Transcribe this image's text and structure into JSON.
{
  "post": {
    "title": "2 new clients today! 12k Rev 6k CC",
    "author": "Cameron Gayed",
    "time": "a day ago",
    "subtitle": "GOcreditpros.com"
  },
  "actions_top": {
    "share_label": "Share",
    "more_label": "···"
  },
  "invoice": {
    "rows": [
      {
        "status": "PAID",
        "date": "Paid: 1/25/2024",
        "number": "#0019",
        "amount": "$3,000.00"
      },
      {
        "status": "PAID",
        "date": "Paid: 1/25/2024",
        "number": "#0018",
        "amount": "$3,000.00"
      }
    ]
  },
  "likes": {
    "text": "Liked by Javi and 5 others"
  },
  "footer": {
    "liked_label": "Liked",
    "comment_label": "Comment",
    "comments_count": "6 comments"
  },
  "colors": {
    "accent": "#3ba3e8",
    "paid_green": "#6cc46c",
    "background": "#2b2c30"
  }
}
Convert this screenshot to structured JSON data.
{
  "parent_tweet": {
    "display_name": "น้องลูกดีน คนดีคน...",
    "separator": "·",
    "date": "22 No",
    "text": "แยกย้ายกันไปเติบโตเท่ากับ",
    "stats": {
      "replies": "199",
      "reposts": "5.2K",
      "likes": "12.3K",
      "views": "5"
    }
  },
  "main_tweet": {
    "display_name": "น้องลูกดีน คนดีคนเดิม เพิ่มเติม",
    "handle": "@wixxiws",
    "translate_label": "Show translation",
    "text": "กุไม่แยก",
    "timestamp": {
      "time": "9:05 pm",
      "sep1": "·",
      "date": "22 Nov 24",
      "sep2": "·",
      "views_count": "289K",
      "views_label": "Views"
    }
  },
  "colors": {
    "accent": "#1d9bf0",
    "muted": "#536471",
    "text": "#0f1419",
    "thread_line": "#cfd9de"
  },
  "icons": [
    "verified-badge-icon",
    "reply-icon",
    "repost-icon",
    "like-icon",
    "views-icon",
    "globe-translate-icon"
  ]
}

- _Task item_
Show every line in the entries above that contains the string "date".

- _Written solution_
        "date": "Paid: 1/25/2024",
        "date": "Paid: 1/25/2024",
    "date": "22 No",
      "date": "22 Nov 24",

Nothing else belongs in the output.